PARIS: Previous conflicts between Hamas and Israel have ended through mediation by powers with a keen interest in Middle East peace but the unprecedented nature of the assault by the Palestinian militant group could make any diplomatic efforts fruitless for now, analysts say.
Egypt, which has a peace treaty with Israel and also borders the Gaza Strip, a Hamas stronghold, has in the past repeatedly been called upon to act as mediator, with Cairo also happy to add to its diplomatic prestige.
Gulf Arab states, notably Qatar, could also be interested in brokering peace while Turkey under President Recep Tayyip Erdogan has sought to warm ties with Israel even as it keeps up contacts with Hamas.
But the casualties on both sides - with Hamas killing hundreds of Israelis as well as taking hostages and Israel hitting back with deadly force - complicate any mediation.
“I doubt that we can enter into mediation now given how the events have evolved,” said Denis Bauchard, advisEr for the Middle East at the French Institute of International Relations (IFRI).

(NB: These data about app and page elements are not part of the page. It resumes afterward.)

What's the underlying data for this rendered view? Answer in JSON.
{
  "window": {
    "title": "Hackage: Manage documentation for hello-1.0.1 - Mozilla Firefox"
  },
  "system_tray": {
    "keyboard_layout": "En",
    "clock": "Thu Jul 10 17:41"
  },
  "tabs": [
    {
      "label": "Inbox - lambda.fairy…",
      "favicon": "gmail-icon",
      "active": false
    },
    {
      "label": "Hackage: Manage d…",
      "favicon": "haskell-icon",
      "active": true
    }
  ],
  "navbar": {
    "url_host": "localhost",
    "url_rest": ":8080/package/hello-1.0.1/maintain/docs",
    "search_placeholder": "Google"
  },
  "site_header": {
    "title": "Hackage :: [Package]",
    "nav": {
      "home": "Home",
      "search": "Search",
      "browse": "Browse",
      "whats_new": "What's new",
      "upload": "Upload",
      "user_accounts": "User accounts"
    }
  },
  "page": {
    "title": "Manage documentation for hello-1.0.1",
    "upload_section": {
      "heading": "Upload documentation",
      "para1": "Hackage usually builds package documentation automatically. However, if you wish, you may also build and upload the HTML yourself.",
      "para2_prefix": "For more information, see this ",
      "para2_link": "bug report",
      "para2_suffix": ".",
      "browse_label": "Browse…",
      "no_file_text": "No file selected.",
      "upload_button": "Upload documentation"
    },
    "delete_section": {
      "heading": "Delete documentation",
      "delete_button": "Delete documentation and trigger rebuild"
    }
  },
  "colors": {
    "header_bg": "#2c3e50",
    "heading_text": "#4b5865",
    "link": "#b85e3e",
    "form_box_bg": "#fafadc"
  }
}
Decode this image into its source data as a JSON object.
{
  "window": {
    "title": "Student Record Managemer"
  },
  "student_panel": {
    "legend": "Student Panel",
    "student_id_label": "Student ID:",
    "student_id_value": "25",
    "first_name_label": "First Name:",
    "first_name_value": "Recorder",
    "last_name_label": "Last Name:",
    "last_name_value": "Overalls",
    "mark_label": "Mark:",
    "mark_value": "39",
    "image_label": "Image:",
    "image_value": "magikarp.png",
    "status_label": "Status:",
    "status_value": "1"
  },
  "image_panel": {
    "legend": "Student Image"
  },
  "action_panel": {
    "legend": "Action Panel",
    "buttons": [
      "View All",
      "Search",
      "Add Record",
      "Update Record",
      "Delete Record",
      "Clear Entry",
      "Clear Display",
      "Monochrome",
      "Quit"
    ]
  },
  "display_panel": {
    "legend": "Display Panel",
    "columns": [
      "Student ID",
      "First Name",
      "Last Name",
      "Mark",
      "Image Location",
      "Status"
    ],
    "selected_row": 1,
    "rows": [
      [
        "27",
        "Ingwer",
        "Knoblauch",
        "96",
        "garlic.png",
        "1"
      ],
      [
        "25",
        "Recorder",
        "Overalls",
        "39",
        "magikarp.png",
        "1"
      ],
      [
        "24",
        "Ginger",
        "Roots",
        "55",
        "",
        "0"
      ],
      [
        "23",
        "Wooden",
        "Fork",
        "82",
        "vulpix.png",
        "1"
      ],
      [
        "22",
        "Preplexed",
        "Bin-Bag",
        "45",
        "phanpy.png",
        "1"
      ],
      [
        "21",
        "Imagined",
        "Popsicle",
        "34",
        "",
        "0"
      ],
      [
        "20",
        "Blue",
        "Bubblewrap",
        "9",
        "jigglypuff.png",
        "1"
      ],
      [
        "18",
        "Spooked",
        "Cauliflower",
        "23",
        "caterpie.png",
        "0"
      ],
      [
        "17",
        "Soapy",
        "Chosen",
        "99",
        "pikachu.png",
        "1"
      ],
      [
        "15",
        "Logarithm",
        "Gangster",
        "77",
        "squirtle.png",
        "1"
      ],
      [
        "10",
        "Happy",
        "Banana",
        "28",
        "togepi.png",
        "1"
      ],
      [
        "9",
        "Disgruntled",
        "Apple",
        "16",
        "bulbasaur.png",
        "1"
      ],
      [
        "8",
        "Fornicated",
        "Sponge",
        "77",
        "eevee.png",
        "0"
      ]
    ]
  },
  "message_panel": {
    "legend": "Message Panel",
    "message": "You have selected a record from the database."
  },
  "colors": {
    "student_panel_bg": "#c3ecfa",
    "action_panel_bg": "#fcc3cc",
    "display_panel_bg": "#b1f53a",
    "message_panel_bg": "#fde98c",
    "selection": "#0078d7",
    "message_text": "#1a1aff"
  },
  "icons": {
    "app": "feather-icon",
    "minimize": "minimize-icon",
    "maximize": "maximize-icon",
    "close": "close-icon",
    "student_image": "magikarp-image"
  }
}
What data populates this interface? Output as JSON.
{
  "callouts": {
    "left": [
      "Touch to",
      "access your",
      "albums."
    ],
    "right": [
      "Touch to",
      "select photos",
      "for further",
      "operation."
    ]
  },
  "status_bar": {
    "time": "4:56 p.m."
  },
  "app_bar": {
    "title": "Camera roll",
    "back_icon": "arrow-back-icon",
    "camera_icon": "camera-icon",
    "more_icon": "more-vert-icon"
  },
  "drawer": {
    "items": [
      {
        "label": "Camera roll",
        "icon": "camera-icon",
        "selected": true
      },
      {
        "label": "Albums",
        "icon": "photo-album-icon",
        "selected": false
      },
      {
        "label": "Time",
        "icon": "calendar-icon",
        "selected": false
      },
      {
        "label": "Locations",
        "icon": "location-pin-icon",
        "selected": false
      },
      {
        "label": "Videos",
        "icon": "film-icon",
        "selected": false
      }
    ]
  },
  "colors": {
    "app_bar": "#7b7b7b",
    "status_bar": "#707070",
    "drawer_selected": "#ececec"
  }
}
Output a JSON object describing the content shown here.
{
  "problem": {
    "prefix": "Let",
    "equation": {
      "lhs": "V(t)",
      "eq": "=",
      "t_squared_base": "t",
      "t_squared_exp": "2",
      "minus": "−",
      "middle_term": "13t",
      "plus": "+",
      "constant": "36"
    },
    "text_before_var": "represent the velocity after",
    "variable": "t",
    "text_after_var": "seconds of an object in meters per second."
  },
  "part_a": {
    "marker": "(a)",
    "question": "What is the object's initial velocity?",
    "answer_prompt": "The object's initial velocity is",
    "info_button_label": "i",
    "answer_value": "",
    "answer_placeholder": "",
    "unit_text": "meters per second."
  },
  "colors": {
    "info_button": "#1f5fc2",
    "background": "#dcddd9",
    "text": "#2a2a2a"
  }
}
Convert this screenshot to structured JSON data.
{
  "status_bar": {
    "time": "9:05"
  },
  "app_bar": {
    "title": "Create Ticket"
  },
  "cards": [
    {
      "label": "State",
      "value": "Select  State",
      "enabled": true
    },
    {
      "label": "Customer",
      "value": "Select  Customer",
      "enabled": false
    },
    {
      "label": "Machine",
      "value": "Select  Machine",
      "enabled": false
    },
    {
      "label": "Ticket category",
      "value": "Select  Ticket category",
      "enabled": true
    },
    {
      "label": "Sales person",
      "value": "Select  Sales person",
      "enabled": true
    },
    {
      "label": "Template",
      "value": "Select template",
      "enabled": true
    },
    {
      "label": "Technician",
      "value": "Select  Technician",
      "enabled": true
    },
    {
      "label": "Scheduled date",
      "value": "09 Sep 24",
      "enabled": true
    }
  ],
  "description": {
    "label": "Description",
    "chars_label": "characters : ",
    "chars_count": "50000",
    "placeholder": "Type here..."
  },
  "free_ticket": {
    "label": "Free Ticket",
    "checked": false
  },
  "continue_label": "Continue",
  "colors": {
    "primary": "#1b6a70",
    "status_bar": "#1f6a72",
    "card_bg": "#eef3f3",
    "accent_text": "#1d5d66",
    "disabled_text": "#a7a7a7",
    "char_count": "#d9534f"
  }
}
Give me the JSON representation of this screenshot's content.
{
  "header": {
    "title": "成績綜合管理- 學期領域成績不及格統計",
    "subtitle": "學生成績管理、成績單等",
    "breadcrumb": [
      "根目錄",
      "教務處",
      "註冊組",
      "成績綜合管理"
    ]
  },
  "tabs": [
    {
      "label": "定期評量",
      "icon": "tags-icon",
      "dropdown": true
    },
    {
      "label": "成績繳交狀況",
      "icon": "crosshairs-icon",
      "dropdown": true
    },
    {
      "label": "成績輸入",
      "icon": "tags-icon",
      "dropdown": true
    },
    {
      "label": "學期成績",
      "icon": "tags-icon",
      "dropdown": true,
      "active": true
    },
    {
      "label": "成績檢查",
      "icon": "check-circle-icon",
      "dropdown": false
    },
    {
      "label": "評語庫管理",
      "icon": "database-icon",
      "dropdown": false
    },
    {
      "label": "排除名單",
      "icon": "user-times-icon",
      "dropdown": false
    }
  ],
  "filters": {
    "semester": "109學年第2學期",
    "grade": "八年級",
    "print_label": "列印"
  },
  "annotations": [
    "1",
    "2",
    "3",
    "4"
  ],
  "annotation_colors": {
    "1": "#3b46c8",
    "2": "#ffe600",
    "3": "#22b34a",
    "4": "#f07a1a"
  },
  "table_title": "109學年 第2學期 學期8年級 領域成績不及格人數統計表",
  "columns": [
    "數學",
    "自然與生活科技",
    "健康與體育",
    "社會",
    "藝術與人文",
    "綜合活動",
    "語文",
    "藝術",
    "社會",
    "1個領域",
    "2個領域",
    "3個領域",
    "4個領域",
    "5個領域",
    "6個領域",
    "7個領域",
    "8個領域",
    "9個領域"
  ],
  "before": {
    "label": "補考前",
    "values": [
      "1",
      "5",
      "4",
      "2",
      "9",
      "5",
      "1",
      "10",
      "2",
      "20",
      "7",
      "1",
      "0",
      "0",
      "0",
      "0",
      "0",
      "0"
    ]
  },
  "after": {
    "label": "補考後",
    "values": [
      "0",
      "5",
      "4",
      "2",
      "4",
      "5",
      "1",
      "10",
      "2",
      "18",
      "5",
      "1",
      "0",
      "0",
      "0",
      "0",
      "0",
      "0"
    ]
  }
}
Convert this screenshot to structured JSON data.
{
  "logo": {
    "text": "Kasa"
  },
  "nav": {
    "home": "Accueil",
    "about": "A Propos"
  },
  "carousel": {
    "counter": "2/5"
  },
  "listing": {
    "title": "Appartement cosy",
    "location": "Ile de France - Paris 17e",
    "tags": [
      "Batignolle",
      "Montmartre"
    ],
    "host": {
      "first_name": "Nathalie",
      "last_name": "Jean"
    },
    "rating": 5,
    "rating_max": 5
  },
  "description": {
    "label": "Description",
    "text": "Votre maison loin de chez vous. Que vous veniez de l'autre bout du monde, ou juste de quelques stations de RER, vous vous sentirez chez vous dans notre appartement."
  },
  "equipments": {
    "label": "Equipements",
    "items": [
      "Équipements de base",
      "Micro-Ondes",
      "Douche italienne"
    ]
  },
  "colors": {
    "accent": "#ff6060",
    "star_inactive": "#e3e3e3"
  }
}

With the offensive revealing the failures of the Israeli security and intelligence services, Prime Minister Benjamin Netanyahu will certainly want “for internal political reasons, to appear as the strong man” who will “win the war before diplomacy can start”, he said.
“The unprecedented nature of this conflict will certainly require mediation and intervention different from all previous mediations,” added Hasni Abidi, director of the Geneva-based Center for Studies and Research on the Arab World and the Mediterranean.
Agnes Levallois, vice-president of the Institute for Mediterranean Middle East Research and Studies (IREMMO), said the composition of Netanyahu’s coalition government, which includes radical nationalists, “also complicates the situation”.
Israel would hardly accept mediation at the moment, she said, adding it was also possible that Hamas would be reluctant as it currently “feels so strong”.
Hamas ‘needs a way out’
But she noted with Israel already exacting revenge through relentless air strikes, threatening a full-scale siege and with a ground offensive also possible “there is a moment when Hamas will need to find a way out, including for the sake of its own population who will pay the highest price.”
And the presence of Israeli civilian hostages could also later encourage “humanitarian-type mediation rather than political mediation”, said Bauchard.
Should a moment arise when diplomacy does become a possibility then eyes will turn first to Egypt, which has traditionally played the role of mediator through its discreet intelligence services.
For Levallois, “Egypt will do everything to play this role because it is essential for it to appear as a regional power.”
“It is a role that it can carry out in association with other countries” such as the United States or EU states including France, which have “strong” relations with Egypt, Levallois said.
Qatar, which provides the Gaza Strip with crucial financial aid, could also have a role.
“Qatar has the means to influence Hamas,” said Levallois.
Egypt could also work in tandem with Gulf powers as the landscape changes due to the US-backed Abraham Accords.
Into this mix comes Turkey, with Erdogan always keen to shine on the global stage and present a friendlier face to the world after winning a new term in power this year by improving relations with both Israel and Egypt.
The role of Saudi Arabia remains hugely sensitive, with some analysts suggesting moves to normalise the kingdom’s own relationship with Israel could have been one of the motivations for the attack by Hamas.
The United States is seen less as a potential solution, with the prickly relations between Netanyahu and the administration of President Joe Biden presenting an immediate problem.
After energetic diplomatic efforts in the past came to nought, the US will also be wary of investing in any peace drive as the US presidential elections approach.
“Some will undoubtedly call for American mediation,” Levallois said. “But it’s another thing to take the step.”
Given Biden could face Donald Trump, who had more cordial relations with Netanyahu while in power, “there are only blows to be taken.”